This is why I'm not a big fan of the city-county merger or the pro-regionalism push. Realistically, St. Louis is going to continue to be a slow-growth region. I don't see a way to truly revitalize the city without some negative consequences for the suburbs. St. Louis and St. Charles county need to decline in jobs, tax base, and population. North county needs to continue to decay. There needs to be winners and losers. And St. Louis city needs to be able to look out for itself and make sure it's a winner.
RogerWyoming- great question about the Central Corridor growth rubbing off onto adjacent areas. I don't know how realistic it is, but it'd be nice to see more new development spill north of the Delmar Divide, and not just the Northside project. Also, I'd like to see job and retail growth start to catch up with the residential growth downtown. Don't get me wrong, downtown may still benefit as people choose to live there and commute to CORTEX, Barnes-Jewish, SLU and WashU, etc., but our concerns about the viability of downtown with fewer jobs and little if any retail are well documented in the State of Downtown discussion thread.

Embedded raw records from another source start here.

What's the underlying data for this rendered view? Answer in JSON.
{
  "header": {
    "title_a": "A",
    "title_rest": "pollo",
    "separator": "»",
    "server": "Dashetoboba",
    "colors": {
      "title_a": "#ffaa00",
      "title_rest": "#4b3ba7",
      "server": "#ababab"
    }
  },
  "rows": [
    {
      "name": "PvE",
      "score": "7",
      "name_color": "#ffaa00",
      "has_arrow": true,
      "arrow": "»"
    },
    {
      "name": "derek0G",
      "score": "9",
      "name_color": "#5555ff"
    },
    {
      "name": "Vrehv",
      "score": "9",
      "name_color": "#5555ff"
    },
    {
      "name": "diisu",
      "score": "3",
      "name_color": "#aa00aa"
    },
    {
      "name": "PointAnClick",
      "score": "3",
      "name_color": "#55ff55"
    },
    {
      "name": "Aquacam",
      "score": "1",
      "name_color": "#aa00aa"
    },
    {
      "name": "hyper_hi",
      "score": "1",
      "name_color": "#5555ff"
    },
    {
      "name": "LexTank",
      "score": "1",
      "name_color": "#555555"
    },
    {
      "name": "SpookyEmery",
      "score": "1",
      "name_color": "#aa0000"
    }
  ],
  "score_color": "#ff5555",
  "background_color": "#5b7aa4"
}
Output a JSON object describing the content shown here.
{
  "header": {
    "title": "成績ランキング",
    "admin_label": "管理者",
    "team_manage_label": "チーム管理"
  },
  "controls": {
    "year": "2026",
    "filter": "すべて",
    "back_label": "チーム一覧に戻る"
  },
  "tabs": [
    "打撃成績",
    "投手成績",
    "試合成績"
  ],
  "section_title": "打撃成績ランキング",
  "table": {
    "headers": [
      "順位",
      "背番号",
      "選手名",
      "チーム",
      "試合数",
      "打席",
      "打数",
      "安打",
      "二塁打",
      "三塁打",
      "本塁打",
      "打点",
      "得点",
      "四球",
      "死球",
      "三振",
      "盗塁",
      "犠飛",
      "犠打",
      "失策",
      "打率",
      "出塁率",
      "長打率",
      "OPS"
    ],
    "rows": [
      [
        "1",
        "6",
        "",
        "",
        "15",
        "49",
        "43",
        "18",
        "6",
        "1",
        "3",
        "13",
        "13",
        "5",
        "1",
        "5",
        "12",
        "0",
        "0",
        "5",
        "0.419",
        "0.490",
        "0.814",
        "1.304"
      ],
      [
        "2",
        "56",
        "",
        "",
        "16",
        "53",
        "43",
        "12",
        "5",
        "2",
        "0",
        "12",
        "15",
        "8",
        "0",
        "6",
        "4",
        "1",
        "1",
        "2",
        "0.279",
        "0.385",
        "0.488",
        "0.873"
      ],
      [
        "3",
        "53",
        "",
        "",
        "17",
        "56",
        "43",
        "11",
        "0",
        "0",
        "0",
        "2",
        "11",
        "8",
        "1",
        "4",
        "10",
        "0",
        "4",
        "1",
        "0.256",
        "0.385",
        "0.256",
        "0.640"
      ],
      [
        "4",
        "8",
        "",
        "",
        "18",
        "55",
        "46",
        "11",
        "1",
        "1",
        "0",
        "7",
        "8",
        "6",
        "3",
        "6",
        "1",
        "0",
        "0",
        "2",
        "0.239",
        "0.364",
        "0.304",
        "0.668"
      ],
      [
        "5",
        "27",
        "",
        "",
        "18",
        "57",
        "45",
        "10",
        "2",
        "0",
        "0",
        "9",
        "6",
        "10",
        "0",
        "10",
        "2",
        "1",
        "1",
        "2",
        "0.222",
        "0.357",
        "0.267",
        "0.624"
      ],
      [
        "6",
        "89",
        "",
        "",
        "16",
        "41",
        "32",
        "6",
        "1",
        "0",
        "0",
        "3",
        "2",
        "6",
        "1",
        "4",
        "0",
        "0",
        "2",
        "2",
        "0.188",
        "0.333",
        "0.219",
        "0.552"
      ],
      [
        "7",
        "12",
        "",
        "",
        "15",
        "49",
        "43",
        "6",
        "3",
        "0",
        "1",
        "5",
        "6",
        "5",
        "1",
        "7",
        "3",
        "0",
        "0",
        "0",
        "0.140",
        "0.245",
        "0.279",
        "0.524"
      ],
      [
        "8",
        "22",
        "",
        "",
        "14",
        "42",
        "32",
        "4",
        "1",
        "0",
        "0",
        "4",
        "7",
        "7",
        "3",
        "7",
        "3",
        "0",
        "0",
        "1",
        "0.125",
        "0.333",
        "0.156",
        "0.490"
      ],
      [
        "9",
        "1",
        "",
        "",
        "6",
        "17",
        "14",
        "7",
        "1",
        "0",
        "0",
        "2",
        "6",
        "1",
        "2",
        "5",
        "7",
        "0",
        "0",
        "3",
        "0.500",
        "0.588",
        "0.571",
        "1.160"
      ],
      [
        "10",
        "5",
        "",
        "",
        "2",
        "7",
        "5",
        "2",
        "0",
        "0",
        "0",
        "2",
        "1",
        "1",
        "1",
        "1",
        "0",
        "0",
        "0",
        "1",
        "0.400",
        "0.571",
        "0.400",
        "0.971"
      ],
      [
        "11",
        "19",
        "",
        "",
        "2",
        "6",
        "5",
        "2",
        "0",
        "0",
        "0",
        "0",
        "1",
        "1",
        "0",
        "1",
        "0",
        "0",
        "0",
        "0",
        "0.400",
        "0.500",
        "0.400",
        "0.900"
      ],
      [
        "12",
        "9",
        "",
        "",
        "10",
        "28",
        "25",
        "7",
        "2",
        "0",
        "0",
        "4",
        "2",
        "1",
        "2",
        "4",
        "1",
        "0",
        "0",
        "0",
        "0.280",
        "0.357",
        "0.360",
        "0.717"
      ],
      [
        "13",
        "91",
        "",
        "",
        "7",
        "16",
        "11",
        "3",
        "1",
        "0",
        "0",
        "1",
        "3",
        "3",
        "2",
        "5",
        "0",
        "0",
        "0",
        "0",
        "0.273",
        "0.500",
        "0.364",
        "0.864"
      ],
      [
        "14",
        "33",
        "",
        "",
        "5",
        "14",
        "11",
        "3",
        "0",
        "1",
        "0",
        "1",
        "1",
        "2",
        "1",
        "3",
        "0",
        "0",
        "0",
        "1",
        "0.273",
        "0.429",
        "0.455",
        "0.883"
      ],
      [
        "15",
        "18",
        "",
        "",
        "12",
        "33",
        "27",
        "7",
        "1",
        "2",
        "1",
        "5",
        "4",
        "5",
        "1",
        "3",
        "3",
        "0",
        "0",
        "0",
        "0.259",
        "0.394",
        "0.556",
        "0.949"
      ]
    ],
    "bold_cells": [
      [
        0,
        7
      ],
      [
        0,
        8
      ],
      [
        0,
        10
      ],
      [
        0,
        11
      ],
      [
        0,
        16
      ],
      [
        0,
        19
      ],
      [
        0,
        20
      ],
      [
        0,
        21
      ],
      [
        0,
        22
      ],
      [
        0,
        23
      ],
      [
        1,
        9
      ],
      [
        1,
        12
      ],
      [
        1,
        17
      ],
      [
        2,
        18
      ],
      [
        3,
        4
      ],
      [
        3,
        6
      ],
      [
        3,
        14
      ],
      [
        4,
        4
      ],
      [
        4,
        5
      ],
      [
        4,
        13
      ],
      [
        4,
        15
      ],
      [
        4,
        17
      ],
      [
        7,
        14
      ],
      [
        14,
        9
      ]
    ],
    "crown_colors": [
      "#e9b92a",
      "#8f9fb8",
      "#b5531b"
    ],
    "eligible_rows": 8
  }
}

DanRyan- I don't disagree with your perspective, but I am concerned about the suburbs becoming a drain on the city if the tables begin to turn without any significant population or economic growth. In the late 1990s, when the Peirce Report was published, it was revealed that Greater St. Louis' population grew 35% between 1950 and 1990 while its land usage grew 355% during that time. The city may become successful at snagging businesses, jobs, and ultimately, residents from the surrounding counties, but there are going to be some major headaches (and bills) when it comes time to replace and/or upgrade ageing infrastructure in St. Louis and St. Charles counties.

Meanwhile, back in Nashville, here's another headline from The Tennessean:

Nashville economy officially tops $100B mark

...and while St. Louis' economy grew 0.1%, Nashville's grew 3.6% in 2013. They must be doing something right there!